→ Directions: Nothing in the records may be dropped. Retype them all exactly.

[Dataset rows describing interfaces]
/---

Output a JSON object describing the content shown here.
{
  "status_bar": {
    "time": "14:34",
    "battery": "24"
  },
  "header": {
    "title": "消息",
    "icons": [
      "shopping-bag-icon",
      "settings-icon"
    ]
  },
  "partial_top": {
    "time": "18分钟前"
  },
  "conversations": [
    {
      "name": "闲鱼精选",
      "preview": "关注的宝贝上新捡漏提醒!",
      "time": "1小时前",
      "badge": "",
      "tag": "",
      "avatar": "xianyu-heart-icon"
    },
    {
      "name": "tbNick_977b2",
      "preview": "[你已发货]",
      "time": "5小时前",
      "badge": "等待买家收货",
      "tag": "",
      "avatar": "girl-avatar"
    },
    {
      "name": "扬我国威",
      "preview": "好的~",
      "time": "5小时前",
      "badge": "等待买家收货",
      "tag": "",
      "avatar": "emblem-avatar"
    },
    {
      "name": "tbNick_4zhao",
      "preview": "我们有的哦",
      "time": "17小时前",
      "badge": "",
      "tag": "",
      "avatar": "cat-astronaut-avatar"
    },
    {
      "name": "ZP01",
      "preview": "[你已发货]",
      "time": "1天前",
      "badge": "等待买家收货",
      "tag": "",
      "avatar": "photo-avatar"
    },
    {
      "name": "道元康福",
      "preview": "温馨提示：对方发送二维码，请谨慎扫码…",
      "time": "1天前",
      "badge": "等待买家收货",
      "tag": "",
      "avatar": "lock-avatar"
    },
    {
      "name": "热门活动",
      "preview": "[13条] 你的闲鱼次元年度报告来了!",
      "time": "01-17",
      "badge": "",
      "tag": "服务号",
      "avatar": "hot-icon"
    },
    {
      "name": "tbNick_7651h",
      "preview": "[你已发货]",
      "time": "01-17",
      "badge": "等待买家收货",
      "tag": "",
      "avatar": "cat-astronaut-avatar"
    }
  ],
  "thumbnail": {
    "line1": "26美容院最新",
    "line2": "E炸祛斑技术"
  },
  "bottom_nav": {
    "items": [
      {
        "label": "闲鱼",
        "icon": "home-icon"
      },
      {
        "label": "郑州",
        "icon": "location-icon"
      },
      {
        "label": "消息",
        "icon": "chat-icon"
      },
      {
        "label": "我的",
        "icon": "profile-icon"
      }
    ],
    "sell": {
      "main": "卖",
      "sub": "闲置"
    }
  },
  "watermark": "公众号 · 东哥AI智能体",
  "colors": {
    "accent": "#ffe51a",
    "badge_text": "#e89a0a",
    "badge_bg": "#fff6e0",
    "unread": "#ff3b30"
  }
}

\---

→ Reply:
Output a JSON object describing the content shown here.
{
  "status_bar": {
    "time": "14:34",
    "battery": "24"
  },
  "header": {
    "title": "消息",
    "icons": [
      "shopping-bag-icon",
      "settings-icon"
    ]
  },
  "partial_top": {
    "time": "18分钟前"
  },
  "conversations": [
    {
      "name": "闲鱼精选",
      "preview": "关注的宝贝上新捡漏提醒!",
      "time": "1小时前",
      "badge": "",
      "tag": "",
      "avatar": "xianyu-heart-icon"
    },
    {
      "name": "tbNick_977b2",
      "preview": "[你已发货]",
      "time": "5小时前",
      "badge": "等待买家收货",
      "tag": "",
      "avatar": "girl-avatar"
    },
    {
      "name": "扬我国威",
      "preview": "好的~",
      "time": "5小时前",
      "badge": "等待买家收货",
      "tag": "",
      "avatar": "emblem-avatar"
    },
    {
      "name": "tbNick_4zhao",
      "preview": "我们有的哦",
      "time": "17小时前",
      "badge": "",
      "tag": "",
      "avatar": "cat-astronaut-avatar"
    },
    {
      "name": "ZP01",
      "preview": "[你已发货]",
      "time": "1天前",
      "badge": "等待买家收货",
      "tag": "",
      "avatar": "photo-avatar"
    },
    {
      "name": "道元康福",
      "preview": "温馨提示：对方发送二维码，请谨慎扫码…",
      "time": "1天前",
      "badge": "等待买家收货",
      "tag": "",
      "avatar": "lock-avatar"
    },
    {
      "name": "热门活动",
      "preview": "[13条] 你的闲鱼次元年度报告来了!",
      "time": "01-17",
      "badge": "",
      "tag": "服务号",
      "avatar": "hot-icon"
    },
    {
      "name": "tbNick_7651h",
      "preview": "[你已发货]",
      "time": "01-17",
      "badge": "等待买家收货",
      "tag": "",
      "avatar": "cat-astronaut-avatar"
    }
  ],
  "thumbnail": {
    "line1": "26美容院最新",
    "line2": "E炸祛斑技术"
  },
  "bottom_nav": {
    "items": [
      {
        "label": "闲鱼",
        "icon": "home-icon"
      },
      {
        "label": "郑州",
        "icon": "location-icon"
      },
      {
        "label": "消息",
        "icon": "chat-icon"
      },
      {
        "label": "我的",
        "icon": "profile-icon"
      }
    ],
    "sell": {
      "main": "卖",
      "sub": "闲置"
    }
  },
  "watermark": "公众号 · 东哥AI智能体",
  "colors": {
    "accent": "#ffe51a",
    "badge_text": "#e89a0a",
    "badge_bg": "#fff6e0",
    "unread": "#ff3b30"
  }
}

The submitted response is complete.